Not everyone has time to read through a 138 page document produced by The President’s Commission on Combating Drug Addiction and the Opioid Crisis, but fortunately/unfortunately, I do. The Commission gave 56 recommendations for what to do to help with the crisis, but the President just can’t seem to get a grip on any of them. Instead of listening to his own Commission, he has decided to focus on enforcing opioid laws instead of providing opioid treatment. Here’s a rundown of what the commission had to say.
Roster of Commissioners
Governor Chris Christie, Chairman
Governor Charlie Baker
Governor Roy Cooper
Congressman Patrick J. Kennedy
Professor Bertha Madras, Ph.D.
Florida Attorney General Pam Bondi
“Our people are dying. More than 175 lives lost every day. If a terrorist organization was killing 175 Americans a day on American soil, what would we do to stop them? We would do anything and everything. We must do the same to stop the dying caused from within.”
“Without comprehensive action, including your national public health emergency, the death count will continue to rise.”
“It is time we all say what we know is true: addiction is a disease. However, we do not treat addiction in this country like we treat other diseases. Neither government nor the private sector has committed the support necessary for research, prevention, and treatment like we do for other diseases.”
“The recommendations herein, and the interim recommendations submitted by the Commission in July, are designed to address this national priority. These recommendations will help doctors, addiction treatment providers, parents, schools, patients, faith-based leaders, law enforcement, insurers, the medical industry, and researchers fight opioid abuse and misuse by reducing federal barriers and increasing support to effective programs and innovation.”
“We recommended that all law enforcement officers across the country be equipped with life saving naloxone.”
“We recommended full enforcement of the Mental Health Parity and Addiction Equity Act to ensure that health plans cannot provide less favorable benefits for mental health and substance use diagnoses than physical health ailments.”
“Today, only 10.6% of youth and adults who need treatment for a substance use disorder receive that treatment. This is unacceptable. Too many people who could be helped are falling through the cracks and losing their lives as a result.”
“One of the most important recommendations…is getting federal funding support more quickly and effectively to state governments, who are on the front lines of fighting this addiction battle every day. Bureaucracy, departmental silos, and red tape must not be accepted as the norm when dealing with funding to combat this epidemic. Saving time and resources, in this instance, will literally save lives.”
“Accordingly, we are urging Congress and the Administration to block grant federal funding for opioid-related and SUD-related activities to the states. . This was a request to the Commission by nearly every Governor, regardless of party, across the country.
“The Commission also identifies the need to focus on, deploy, and assess evidence-based programs that can be funded through these proposed block grants.”
“From its review of the federal budget aimed at addressing the opioid epidemic, the Commission identified a disturbing trend in federal health care reimbursement policies that incentivizes the wide-spread prescribing of opioids and limits access to other non-addictive treatments for pain, as well as addiction treatment and medication-assisted treatment.”

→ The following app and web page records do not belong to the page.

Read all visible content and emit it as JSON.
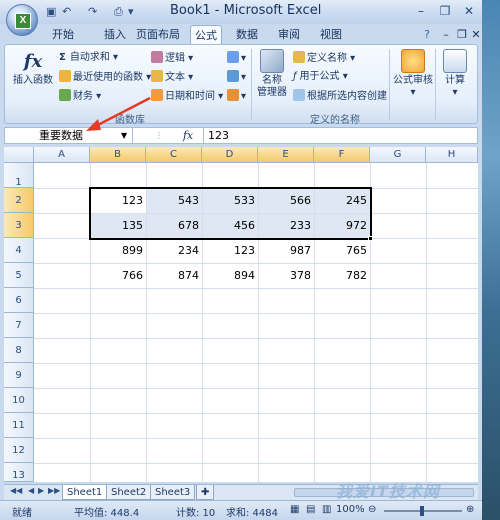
{
  "window": {
    "title": "Book1 - Microsoft Excel"
  },
  "qat": {
    "undo": "↶",
    "redo": "↷"
  },
  "tabs": [
    "开始",
    "插入",
    "页面布局",
    "公式",
    "数据",
    "审阅",
    "视图"
  ],
  "active_tab": "公式",
  "ribbon": {
    "insert_function": "插入函数",
    "autosum": "自动求和",
    "recent": "最近使用的函数",
    "financial": "财务",
    "logical": "逻辑",
    "text": "文本",
    "datetime": "日期和时间",
    "group_library": "函数库",
    "name_manager_l1": "名称",
    "name_manager_l2": "管理器",
    "define_name": "定义名称",
    "use_in_formula": "用于公式",
    "create_from_sel": "根据所选内容创建",
    "group_names": "定义的名称",
    "formula_audit": "公式审核",
    "calculation": "计算"
  },
  "formula_bar": {
    "name_box": "重要数据",
    "fx": "fx",
    "value": "123"
  },
  "columns": [
    "A",
    "B",
    "C",
    "D",
    "E",
    "F",
    "G",
    "H"
  ],
  "rows": [
    "1",
    "2",
    "3",
    "4",
    "5",
    "6",
    "7",
    "8",
    "9",
    "10",
    "11",
    "12",
    "13"
  ],
  "cells": {
    "r2": [
      "123",
      "543",
      "533",
      "566",
      "245"
    ],
    "r3": [
      "135",
      "678",
      "456",
      "233",
      "972"
    ],
    "r4": [
      "899",
      "234",
      "123",
      "987",
      "765"
    ],
    "r5": [
      "766",
      "874",
      "894",
      "378",
      "782"
    ]
  },
  "sheets": [
    "Sheet1",
    "Sheet2",
    "Sheet3"
  ],
  "active_sheet": "Sheet1",
  "status": {
    "ready": "就绪",
    "average": "平均值: 448.4",
    "count": "计数: 10",
    "sum": "求和: 4484",
    "zoom": "100%"
  },
  "watermark": "我爱IT技术网",
  "colors": {
    "arrow": "#e53a26",
    "selection": "#000000",
    "header_selected": "#f6c86b"
  }
}
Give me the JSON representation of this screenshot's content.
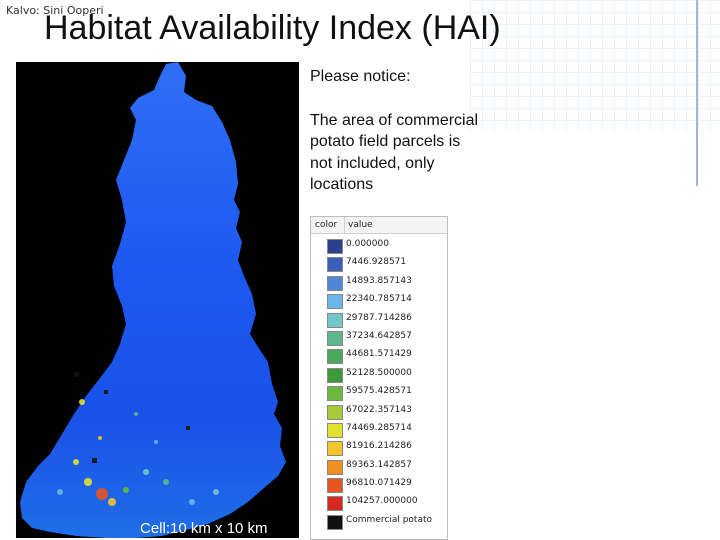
{
  "slide": {
    "credit": "Kalvo: Sini Ooperi",
    "title": "Habitat Availability Index (HAI)"
  },
  "notice": {
    "heading": "Please notice:",
    "body": "The  area of commercial potato field parcels is not included, only locations"
  },
  "map": {
    "cell_label": "Cell:10 km x 10 km"
  },
  "legend": {
    "col_color": "color",
    "col_value": "value",
    "items": [
      {
        "value": "0.000000",
        "color": "#2c3e8f"
      },
      {
        "value": "7446.928571",
        "color": "#3a5fb8"
      },
      {
        "value": "14893.857143",
        "color": "#4f86d6"
      },
      {
        "value": "22340.785714",
        "color": "#6bb6e6"
      },
      {
        "value": "29787.714286",
        "color": "#74c7c9"
      },
      {
        "value": "37234.642857",
        "color": "#5cb88a"
      },
      {
        "value": "44681.571429",
        "color": "#4aa85a"
      },
      {
        "value": "52128.500000",
        "color": "#3d9a3a"
      },
      {
        "value": "59575.428571",
        "color": "#6cb83a"
      },
      {
        "value": "67022.357143",
        "color": "#a6cc3a"
      },
      {
        "value": "74469.285714",
        "color": "#dfe22f"
      },
      {
        "value": "81916.214286",
        "color": "#f2c52a"
      },
      {
        "value": "89363.142857",
        "color": "#ef8f1f"
      },
      {
        "value": "96810.071429",
        "color": "#e55521"
      },
      {
        "value": "104257.000000",
        "color": "#d62a21"
      },
      {
        "value": "Commercial potato",
        "color": "#111111"
      }
    ]
  }
}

“The Department of Labor must be given the real authority to regulate the health insurance industry. The health insurers are not following the federal law requiring parity in the reimbursement for mental health and addiction. They must be held responsible.”
“We are recommending that a drug court be established in every one of the 93 federal district courts in America. It is working in our states and can work in our federal system to help treat those who need it and lower the federal prison population. For many people, being arrested and sent to a drug court is what saved their lives, allowed them to get treatment, and gave them a second chance.”
“Drug Courts are known to be significantly more effective than incarceration, but 44% of U.S. Counties do not have an adult drug court.”
“The Commission recommends enhanced penalties for trafficking of fentanyl and fentanyl analogues and calls for additional technologies and drug detections to expand efforts to intercept fentanyl before entering the country.”
“The time to wait is over. The time for talk is passed. 175 deaths a day can no longer be tolerated. We know that you will not stand by; we believe you will force action.”
What This Administration Has Already Done:
- Announced the launch of a new policy to overcome a rule that prevents states from providing more access to care at treatment facilities with more than 16 beds.
- Directed all federally employed prescribers to receive special training to fight this epidemic.
- The DOJ has continued its efforts to stop the flow of illicit synthetic drugs into this country through the U.S. Postal Service
- NIH DIrector Dr. Francis COllins has been partnering with pharmaceutical companies to develop non-addictive painkillers and new treatments for addiction and overdose. THe Commission worked with Dr. Collins to convene a meeting with industry leadership to discuss innovative ways to combat the opioid crisis.